* PROBLEM DESCRIPTION:
Whatever appears in the records, retype it exactly, except for the pictures.

[Dataset entries]
——
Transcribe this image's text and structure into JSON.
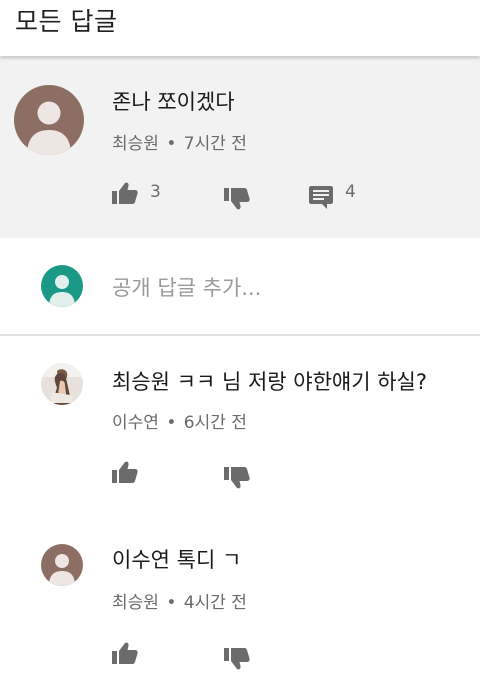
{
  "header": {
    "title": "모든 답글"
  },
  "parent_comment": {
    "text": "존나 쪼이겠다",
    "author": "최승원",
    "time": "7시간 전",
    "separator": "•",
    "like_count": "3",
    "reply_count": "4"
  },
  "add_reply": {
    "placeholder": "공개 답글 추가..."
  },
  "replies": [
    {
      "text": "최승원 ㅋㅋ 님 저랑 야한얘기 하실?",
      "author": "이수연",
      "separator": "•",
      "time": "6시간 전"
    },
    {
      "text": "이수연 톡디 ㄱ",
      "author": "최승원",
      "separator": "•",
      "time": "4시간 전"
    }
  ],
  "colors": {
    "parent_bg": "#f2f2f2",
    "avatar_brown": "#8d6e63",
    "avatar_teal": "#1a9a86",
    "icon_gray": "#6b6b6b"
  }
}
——
* RESULT OF THE EXERCISE:
Transcribe this image's text and structure into JSON.
{
  "header": {
    "title": "모든 답글"
  },
  "parent_comment": {
    "text": "존나 쪼이겠다",
    "author": "최승원",
    "time": "7시간 전",
    "separator": "•",
    "like_count": "3",
    "reply_count": "4"
  },
  "add_reply": {
    "placeholder": "공개 답글 추가..."
  },
  "replies": [
    {
      "text": "최승원 ㅋㅋ 님 저랑 야한얘기 하실?",
      "author": "이수연",
      "separator": "•",
      "time": "6시간 전"
    },
    {
      "text": "이수연 톡디 ㄱ",
      "author": "최승원",
      "separator": "•",
      "time": "4시간 전"
    }
  ],
  "colors": {
    "parent_bg": "#f2f2f2",
    "avatar_brown": "#8d6e63",
    "avatar_teal": "#1a9a86",
    "icon_gray": "#6b6b6b"
  }
}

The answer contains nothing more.